- _Work request_:
When a line in the records contains the string "JSON", copy that line.
Segment Start: Dataset records
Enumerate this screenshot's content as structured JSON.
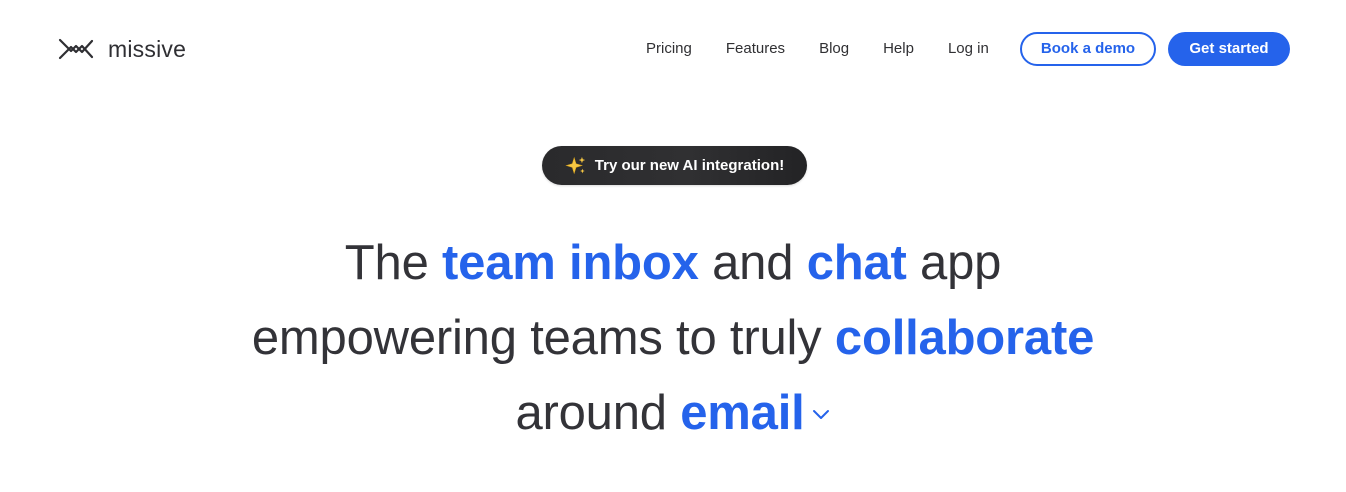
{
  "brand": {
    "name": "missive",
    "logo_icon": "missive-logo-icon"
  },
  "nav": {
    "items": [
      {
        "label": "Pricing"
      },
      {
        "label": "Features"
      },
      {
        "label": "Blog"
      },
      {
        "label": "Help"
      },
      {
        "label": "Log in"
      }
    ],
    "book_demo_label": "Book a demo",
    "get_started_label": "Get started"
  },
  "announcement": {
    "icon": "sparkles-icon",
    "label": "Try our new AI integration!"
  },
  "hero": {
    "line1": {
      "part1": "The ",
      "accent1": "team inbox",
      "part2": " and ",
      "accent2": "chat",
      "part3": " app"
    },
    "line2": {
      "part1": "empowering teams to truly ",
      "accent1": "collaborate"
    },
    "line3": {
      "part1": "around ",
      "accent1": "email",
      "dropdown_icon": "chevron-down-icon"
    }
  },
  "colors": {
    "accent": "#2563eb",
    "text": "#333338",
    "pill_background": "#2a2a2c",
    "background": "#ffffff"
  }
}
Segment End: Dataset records
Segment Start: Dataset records
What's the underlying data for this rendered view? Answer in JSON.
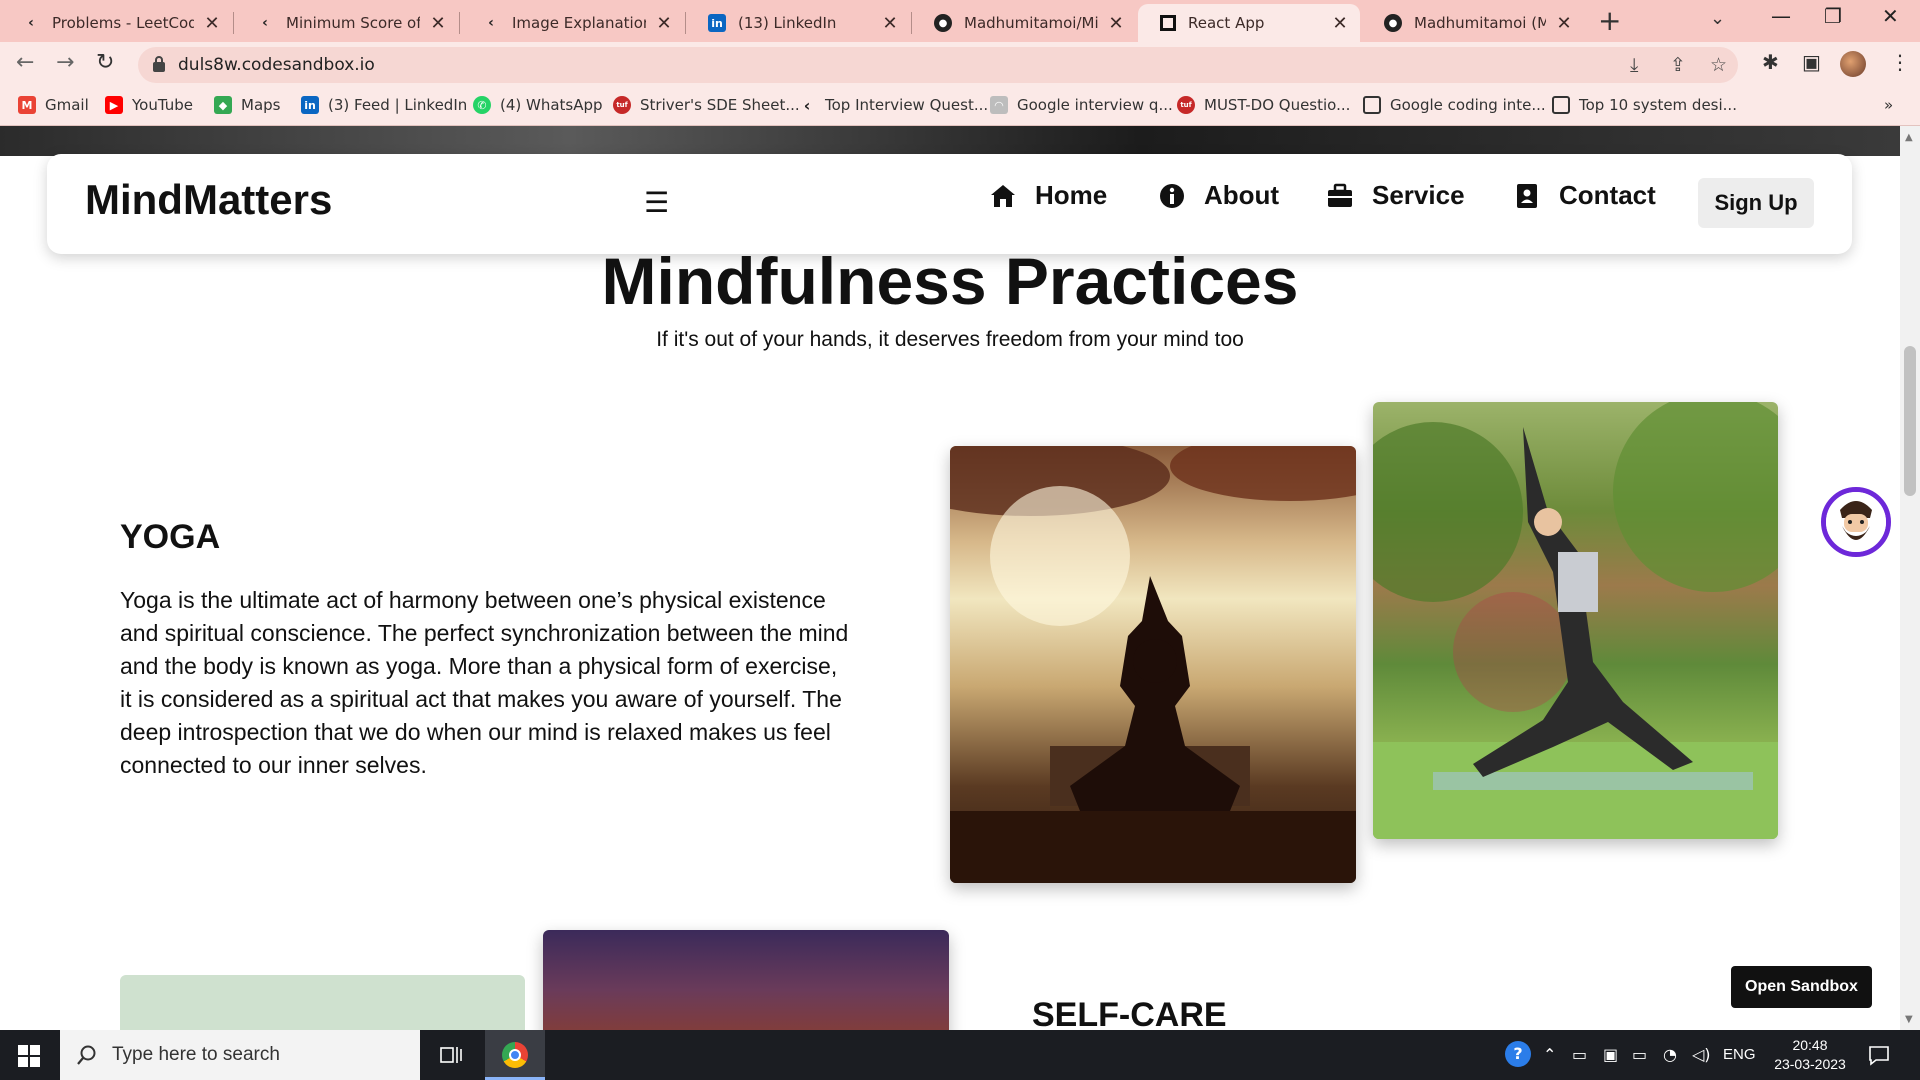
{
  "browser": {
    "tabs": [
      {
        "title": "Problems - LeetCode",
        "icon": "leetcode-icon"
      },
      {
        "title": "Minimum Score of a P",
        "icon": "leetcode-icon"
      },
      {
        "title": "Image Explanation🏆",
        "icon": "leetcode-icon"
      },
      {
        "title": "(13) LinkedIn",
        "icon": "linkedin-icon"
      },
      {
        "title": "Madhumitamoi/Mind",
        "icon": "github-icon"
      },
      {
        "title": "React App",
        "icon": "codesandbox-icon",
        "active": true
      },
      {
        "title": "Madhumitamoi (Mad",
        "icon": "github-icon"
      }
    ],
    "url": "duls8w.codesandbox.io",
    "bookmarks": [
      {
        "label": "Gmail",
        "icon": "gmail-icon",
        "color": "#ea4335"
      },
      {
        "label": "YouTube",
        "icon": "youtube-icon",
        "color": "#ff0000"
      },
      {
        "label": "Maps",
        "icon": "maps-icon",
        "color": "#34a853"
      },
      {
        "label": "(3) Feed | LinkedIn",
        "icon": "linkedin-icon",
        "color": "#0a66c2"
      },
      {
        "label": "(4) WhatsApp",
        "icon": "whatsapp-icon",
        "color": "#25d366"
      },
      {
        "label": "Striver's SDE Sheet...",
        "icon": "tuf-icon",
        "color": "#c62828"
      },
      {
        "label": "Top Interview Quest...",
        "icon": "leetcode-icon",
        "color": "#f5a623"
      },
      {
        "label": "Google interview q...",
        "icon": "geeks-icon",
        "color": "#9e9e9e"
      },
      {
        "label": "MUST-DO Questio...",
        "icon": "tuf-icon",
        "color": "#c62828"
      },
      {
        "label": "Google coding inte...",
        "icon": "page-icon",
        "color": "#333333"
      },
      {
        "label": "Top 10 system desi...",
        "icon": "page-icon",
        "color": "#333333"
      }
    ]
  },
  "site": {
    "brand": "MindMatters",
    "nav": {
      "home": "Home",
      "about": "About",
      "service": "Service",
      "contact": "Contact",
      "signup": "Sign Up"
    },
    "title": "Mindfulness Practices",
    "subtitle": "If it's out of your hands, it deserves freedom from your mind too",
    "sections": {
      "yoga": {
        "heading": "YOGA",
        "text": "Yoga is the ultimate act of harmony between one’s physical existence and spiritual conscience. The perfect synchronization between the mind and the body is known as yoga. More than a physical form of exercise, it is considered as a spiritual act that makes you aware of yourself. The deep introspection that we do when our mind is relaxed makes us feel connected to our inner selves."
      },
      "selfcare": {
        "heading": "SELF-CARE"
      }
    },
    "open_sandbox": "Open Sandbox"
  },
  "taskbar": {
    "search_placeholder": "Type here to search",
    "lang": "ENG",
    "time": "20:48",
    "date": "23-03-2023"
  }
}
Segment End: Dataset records
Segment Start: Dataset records
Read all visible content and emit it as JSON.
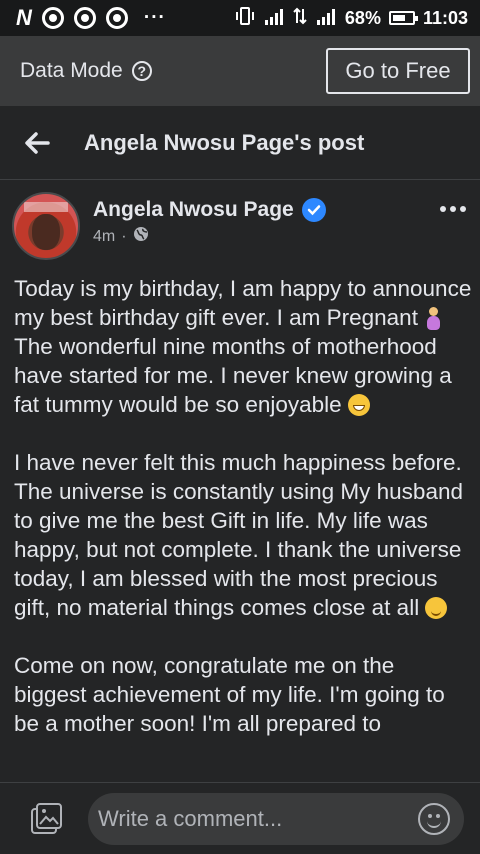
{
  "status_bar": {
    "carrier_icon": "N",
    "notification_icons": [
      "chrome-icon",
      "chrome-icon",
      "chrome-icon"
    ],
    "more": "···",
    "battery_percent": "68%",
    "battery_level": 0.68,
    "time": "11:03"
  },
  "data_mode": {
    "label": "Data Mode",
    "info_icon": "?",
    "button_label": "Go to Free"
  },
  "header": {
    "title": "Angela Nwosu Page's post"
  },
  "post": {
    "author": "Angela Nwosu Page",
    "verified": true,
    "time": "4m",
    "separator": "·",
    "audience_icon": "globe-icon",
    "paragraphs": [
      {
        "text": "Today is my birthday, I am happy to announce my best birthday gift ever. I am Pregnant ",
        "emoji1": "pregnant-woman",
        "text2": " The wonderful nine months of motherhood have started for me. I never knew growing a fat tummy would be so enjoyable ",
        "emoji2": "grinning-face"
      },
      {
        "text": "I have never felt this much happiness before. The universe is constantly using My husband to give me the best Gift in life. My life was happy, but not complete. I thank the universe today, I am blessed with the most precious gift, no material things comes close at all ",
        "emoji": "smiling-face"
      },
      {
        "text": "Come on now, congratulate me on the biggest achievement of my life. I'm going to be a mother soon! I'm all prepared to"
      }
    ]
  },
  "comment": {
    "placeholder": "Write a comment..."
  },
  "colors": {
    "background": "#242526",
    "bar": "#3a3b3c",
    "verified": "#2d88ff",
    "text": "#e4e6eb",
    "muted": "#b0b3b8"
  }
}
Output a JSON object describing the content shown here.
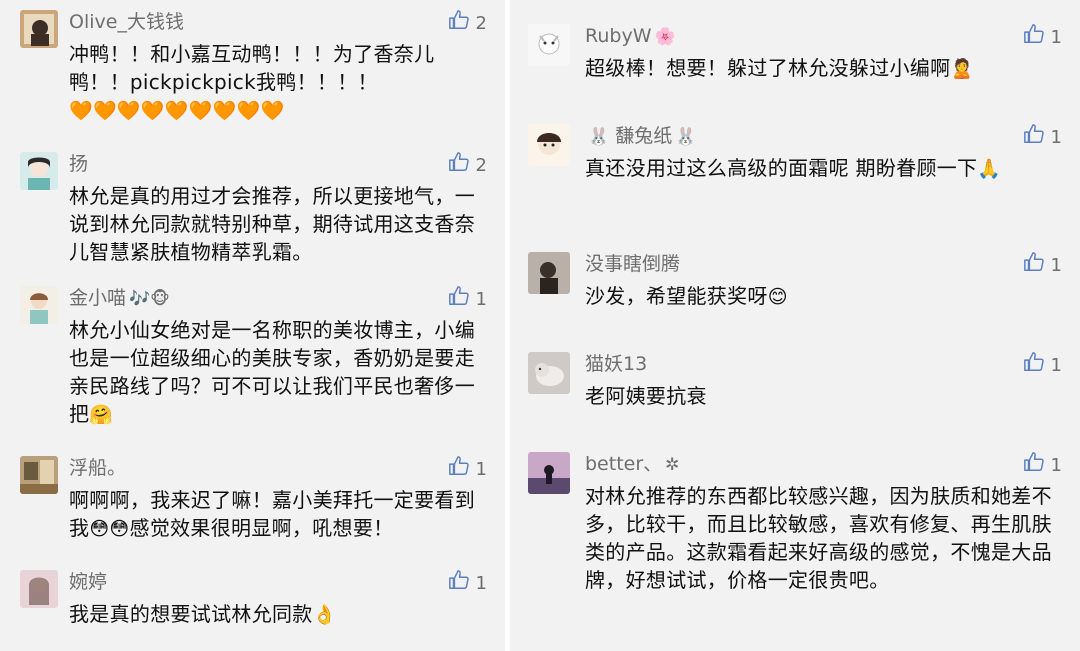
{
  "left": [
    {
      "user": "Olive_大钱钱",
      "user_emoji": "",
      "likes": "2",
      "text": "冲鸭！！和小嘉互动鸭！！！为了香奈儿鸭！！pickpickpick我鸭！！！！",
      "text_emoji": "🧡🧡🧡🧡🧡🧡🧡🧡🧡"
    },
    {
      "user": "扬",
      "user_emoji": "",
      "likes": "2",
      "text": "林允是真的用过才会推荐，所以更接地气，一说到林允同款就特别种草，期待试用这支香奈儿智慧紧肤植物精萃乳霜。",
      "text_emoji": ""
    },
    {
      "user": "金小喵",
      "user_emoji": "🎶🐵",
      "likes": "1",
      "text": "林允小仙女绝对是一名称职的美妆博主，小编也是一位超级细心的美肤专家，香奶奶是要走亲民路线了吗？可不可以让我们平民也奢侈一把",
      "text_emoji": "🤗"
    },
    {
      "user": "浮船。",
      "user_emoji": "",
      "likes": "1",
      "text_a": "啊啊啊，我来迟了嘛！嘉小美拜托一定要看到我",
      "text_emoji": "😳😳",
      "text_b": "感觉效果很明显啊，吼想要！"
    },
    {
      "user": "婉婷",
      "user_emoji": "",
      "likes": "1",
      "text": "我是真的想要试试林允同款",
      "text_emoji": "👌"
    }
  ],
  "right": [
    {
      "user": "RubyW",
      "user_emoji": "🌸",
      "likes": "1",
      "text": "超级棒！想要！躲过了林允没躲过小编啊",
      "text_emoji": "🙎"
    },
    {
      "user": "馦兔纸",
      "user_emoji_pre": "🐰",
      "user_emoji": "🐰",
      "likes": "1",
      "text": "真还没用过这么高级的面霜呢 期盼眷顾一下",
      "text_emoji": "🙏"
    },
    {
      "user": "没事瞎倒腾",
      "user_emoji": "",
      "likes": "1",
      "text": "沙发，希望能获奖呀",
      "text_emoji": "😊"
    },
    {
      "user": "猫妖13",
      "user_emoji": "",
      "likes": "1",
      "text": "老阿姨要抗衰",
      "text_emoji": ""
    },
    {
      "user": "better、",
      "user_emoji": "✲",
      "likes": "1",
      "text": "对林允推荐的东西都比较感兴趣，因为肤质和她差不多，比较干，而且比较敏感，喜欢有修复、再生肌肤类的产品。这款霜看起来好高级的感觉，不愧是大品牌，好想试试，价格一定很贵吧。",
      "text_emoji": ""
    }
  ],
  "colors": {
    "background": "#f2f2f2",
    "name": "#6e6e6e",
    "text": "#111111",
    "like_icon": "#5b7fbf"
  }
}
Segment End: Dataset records
- _Response_:
Enumerate this screenshot's content as structured JSON.
What's the underlying data for this rendered view? Answer in JSON.
Read all visible content and emit it as JSON.
Output a JSON object describing the content shown here.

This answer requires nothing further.